### PROBLEM TO SOLVE
Lines below containing the word "ماهیت" should be copied out.

### Web page and app entries
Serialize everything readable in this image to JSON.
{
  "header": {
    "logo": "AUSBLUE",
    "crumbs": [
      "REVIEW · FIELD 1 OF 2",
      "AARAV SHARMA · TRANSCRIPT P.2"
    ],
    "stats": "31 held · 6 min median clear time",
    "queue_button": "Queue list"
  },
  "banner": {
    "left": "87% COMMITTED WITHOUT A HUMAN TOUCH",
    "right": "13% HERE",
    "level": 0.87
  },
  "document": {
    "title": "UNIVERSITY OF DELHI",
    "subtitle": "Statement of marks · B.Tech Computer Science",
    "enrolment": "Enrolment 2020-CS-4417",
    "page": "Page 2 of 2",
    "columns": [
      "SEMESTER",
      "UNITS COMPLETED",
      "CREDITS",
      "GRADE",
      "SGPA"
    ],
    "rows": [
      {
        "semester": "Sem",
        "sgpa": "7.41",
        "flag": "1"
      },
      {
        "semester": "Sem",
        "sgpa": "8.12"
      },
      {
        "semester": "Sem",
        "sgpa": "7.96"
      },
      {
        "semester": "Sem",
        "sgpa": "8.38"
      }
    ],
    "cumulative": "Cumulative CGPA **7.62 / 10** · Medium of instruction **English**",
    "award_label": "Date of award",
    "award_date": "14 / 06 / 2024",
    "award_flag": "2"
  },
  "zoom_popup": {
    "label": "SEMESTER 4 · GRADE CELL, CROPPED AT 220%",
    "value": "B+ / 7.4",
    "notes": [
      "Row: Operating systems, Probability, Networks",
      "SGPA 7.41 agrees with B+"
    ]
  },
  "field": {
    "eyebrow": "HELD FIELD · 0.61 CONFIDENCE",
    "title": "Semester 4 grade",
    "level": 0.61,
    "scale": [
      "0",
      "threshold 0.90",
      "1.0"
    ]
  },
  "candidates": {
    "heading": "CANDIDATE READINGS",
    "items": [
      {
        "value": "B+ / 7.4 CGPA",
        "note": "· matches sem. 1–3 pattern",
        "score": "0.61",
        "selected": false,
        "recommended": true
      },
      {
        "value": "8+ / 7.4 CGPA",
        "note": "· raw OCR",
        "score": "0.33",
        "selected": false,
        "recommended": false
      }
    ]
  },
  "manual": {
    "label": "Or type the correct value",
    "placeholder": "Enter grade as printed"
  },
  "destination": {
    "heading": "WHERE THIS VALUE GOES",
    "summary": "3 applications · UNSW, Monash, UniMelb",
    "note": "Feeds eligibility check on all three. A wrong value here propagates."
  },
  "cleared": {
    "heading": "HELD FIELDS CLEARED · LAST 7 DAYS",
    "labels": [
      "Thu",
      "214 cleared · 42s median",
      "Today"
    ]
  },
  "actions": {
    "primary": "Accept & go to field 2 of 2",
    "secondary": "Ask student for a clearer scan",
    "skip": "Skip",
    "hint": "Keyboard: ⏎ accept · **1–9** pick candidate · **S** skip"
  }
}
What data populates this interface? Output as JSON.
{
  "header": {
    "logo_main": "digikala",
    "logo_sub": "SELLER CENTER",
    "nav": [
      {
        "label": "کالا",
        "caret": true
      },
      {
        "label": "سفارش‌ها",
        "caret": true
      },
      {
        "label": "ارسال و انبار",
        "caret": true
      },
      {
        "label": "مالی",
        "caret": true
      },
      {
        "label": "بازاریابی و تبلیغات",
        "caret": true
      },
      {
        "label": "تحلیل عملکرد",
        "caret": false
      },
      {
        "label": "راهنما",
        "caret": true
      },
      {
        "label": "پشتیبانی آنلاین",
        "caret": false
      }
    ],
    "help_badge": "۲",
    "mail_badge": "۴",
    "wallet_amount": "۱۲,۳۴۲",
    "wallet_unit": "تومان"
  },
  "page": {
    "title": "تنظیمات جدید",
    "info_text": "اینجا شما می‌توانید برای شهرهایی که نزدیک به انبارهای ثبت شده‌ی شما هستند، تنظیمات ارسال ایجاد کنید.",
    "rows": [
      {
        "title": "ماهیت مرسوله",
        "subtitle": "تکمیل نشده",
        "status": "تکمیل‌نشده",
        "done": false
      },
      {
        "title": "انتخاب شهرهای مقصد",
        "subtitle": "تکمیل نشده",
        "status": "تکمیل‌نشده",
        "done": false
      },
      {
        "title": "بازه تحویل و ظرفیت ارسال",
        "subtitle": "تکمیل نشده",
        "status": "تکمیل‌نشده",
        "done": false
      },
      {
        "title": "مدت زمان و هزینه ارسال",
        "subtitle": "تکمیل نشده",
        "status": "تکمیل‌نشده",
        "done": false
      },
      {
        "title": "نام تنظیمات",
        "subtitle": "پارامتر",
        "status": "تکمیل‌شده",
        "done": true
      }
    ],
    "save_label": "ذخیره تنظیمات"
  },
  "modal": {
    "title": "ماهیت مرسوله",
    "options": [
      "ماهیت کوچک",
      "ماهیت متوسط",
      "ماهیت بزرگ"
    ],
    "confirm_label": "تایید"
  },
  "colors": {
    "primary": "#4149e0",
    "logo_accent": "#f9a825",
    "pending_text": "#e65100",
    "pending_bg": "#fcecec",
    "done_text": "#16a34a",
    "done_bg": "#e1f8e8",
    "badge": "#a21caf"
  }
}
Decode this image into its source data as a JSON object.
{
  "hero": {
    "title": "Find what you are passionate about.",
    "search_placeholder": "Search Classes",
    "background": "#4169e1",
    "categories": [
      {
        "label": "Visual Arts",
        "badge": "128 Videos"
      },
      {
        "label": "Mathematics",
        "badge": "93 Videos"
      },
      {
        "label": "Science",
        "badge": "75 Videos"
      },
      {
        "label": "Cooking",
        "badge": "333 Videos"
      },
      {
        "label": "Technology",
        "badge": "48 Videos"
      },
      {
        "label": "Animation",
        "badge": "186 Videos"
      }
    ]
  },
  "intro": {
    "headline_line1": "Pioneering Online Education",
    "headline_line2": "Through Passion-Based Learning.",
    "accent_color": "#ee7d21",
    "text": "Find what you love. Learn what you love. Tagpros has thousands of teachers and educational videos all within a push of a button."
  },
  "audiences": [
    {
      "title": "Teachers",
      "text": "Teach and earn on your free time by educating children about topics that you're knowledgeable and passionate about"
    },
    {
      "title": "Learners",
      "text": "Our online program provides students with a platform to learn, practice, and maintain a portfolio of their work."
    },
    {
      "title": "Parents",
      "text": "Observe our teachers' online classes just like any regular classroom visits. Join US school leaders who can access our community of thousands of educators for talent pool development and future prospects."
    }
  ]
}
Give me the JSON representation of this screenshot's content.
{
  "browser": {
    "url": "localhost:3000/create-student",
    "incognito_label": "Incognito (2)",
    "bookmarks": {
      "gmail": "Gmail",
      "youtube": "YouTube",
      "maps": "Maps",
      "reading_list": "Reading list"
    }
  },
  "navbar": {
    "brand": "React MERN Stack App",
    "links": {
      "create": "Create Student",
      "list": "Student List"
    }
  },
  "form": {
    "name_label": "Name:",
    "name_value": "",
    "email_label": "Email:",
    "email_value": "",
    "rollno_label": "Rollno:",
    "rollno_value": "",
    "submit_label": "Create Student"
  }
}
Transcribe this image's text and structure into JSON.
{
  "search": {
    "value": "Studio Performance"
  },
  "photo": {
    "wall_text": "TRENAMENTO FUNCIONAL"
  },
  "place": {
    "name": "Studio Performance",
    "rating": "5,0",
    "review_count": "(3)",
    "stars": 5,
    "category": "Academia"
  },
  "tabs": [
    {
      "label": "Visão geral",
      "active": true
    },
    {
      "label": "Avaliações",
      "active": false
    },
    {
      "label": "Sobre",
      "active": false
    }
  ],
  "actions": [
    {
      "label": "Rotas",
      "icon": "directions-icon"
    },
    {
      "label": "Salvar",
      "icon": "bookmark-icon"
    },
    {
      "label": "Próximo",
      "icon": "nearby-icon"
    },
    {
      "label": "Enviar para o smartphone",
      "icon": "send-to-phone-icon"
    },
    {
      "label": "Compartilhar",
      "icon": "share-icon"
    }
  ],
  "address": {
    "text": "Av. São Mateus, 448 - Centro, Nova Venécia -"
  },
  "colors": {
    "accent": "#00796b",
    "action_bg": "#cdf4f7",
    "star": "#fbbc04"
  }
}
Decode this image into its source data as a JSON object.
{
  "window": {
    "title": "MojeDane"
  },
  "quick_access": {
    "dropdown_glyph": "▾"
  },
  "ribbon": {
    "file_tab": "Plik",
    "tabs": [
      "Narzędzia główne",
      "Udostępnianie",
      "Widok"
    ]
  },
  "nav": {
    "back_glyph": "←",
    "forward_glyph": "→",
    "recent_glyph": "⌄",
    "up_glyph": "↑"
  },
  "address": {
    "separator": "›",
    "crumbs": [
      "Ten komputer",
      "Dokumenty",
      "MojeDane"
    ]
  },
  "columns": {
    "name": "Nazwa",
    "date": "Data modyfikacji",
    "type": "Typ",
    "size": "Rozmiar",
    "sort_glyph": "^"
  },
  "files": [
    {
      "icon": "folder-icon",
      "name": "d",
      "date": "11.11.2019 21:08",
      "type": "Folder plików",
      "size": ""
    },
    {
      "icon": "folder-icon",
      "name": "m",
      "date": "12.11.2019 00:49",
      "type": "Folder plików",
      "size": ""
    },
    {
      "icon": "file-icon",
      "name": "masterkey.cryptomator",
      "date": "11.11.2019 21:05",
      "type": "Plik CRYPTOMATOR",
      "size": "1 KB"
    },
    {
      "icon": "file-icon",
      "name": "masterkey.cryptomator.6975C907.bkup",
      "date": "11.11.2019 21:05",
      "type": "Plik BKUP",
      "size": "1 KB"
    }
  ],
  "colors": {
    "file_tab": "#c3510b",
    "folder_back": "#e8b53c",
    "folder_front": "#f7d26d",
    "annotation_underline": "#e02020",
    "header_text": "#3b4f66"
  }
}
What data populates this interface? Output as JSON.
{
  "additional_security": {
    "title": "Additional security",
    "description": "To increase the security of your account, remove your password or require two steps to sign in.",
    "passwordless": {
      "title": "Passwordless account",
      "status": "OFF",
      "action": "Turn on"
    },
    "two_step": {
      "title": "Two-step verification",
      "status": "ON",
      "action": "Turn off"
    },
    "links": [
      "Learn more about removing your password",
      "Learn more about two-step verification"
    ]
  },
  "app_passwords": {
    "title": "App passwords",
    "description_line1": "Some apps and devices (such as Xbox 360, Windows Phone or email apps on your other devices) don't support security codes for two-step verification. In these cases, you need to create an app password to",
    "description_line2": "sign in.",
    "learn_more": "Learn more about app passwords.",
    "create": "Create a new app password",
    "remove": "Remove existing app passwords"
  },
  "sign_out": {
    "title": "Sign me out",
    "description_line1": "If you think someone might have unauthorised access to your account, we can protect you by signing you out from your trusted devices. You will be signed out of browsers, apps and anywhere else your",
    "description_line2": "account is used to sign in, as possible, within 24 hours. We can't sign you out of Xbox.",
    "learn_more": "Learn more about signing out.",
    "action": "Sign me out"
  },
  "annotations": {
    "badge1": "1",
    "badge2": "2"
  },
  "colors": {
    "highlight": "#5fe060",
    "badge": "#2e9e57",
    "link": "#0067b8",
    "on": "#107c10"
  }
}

### YOUR SOLUTION
        "title": "ماهیت مرسوله",
    "title": "ماهیت مرسوله",
      "ماهیت کوچک",
      "ماهیت متوسط",
      "ماهیت بزرگ"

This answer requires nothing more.